As cherished as a malt from the Tastee Treet down on Third Street and as raucous as a Saturday night at the Horseshoe Tavern over on Main, the Crooked River Roundup horse races return to Prineville this week for the 46th consecutive year.
Racing starts tonight at 7:15 at the Crook County Fairgrounds, where the gates will open at 6 p.m. Admission is $5 per person each night — the races run through Saturday — and tonight is Ladies Night: all women will be admitted for free.
“We’ll have some really good races the first three nights,” said Crooked River Roundup horse race chair Doug Smith. “And Saturday should be absolutely fantastic.”
Saturday’s race lineup is highlighted by the Jack Rhoden Memorial Quarter Horse Sprint, which boasts an $18,000 purse, the largest one-race cash prize in CRR horse race history, according to Smith.
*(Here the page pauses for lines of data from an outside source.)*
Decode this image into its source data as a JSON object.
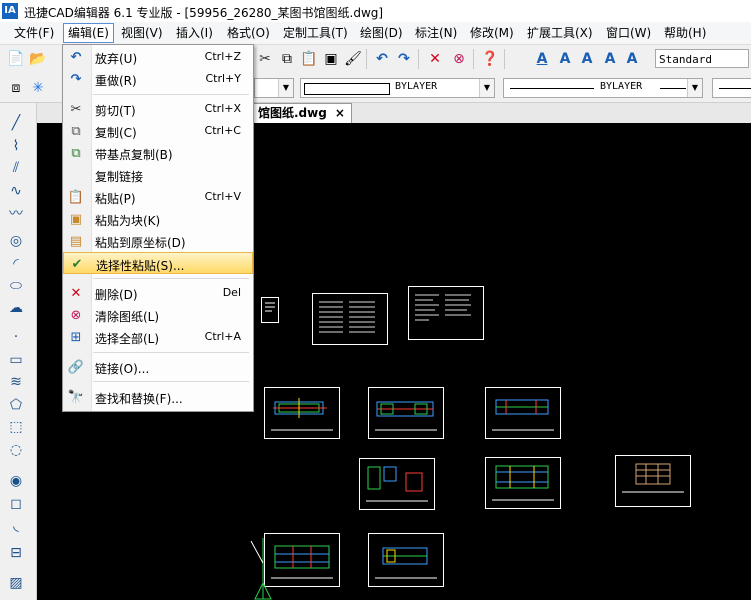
{
  "window": {
    "title": "迅捷CAD编辑器 6.1 专业版  - [59956_26280_某图书馆图纸.dwg]",
    "logo_icon": "app-logo-icon",
    "logo_text": "IA"
  },
  "menubar": {
    "items": [
      {
        "label": "文件(F)"
      },
      {
        "label": "编辑(E)"
      },
      {
        "label": "视图(V)"
      },
      {
        "label": "插入(I)"
      },
      {
        "label": "格式(O)"
      },
      {
        "label": "定制工具(T)"
      },
      {
        "label": "绘图(D)"
      },
      {
        "label": "标注(N)"
      },
      {
        "label": "修改(M)"
      },
      {
        "label": "扩展工具(X)"
      },
      {
        "label": "窗口(W)"
      },
      {
        "label": "帮助(H)"
      }
    ]
  },
  "toolbar": {
    "text_style": "Standard",
    "color_combo": "BYLAYER",
    "linetype_combo": "BYLAYER"
  },
  "tab": {
    "label": "馆图纸.dwg",
    "close": "×"
  },
  "edit_menu": {
    "items": [
      {
        "label": "放弃(U)",
        "shortcut": "Ctrl+Z",
        "icon": "undo-icon"
      },
      {
        "label": "重做(R)",
        "shortcut": "Ctrl+Y",
        "icon": "redo-icon"
      },
      {
        "label": "剪切(T)",
        "shortcut": "Ctrl+X",
        "icon": "scissors-icon"
      },
      {
        "label": "复制(C)",
        "shortcut": "Ctrl+C",
        "icon": "copy-icon"
      },
      {
        "label": "带基点复制(B)",
        "shortcut": "",
        "icon": "copy-base-icon"
      },
      {
        "label": "复制链接",
        "shortcut": "",
        "icon": "copy-link-icon"
      },
      {
        "label": "粘贴(P)",
        "shortcut": "Ctrl+V",
        "icon": "paste-icon"
      },
      {
        "label": "粘贴为块(K)",
        "shortcut": "",
        "icon": "paste-block-icon"
      },
      {
        "label": "粘贴到原坐标(D)",
        "shortcut": "",
        "icon": "paste-orig-icon"
      },
      {
        "label": "选择性粘贴(S)...",
        "shortcut": "",
        "icon": "paste-special-icon"
      },
      {
        "label": "删除(D)",
        "shortcut": "Del",
        "icon": "delete-icon"
      },
      {
        "label": "清除图纸(L)",
        "shortcut": "",
        "icon": "purge-icon"
      },
      {
        "label": "选择全部(L)",
        "shortcut": "Ctrl+A",
        "icon": "select-all-icon"
      },
      {
        "label": "链接(O)...",
        "shortcut": "",
        "icon": "link-icon"
      },
      {
        "label": "查找和替换(F)...",
        "shortcut": "",
        "icon": "find-replace-icon"
      }
    ]
  }
}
The American Quarter Horse Association donated $2,000 to the Jack Rhoden Memorial, giving the race its exceptional payout.
“I’ve been here for 30 years and there’s been nothing anywhere near that,” Smith said.
With a full slate of races scheduled for each night, Smith said he expects the 2012 CRR to challenge last year’s four-day handle of $232,000, the races’ highest gambling total since the Oregon Lottery was established in 1984. (Racing handles around the state went down once Oregonians had the chance to legally gamble every day with the Oregon Lottery.)
“Every place is down, but I believe we’ll be up,” Smith said about the Oregon’s other pari-mutuel horse races this year. “Don’t try and get a hotel in Prineville, they’re all booked up. Don’t try and get a spot at the Crook County RV Park, they’re all booked. And we’ve got 200 people living at the fairgrounds for the week. ... I was in downtown Prineville earlier today and it was rocking, and it’s just Tuesday.”
The horse races, which were added to the Crooked River Roundup rodeo in 1945, have over the years become an economic lightning bolt for Prineville. Smith said he estimates that the four-day event brings in more than 1,000 racing enthusiasts from outside Central Oregon and many more from Bend, Redmond, Madras and other neighboring communities.
“This thing has a very good impact on Crook County,” Smith said. “And if all the hotels in Prineville are filled, you know people are staying in Redmond and probably some in Bend.”
In addition to being the only sanctioned horse races in Central Oregon, the Crooked River Roundup also won’t break a spectator’s bank account, Smith observed.
“We try to keep admission (which is $5) to where you can come in as an individual with a $20 bill, have fun all night long and with a little bit of luck walk out with a $20 bill in your pocket,” Smith says. “That’s good, affordable entertainment in today’s world.”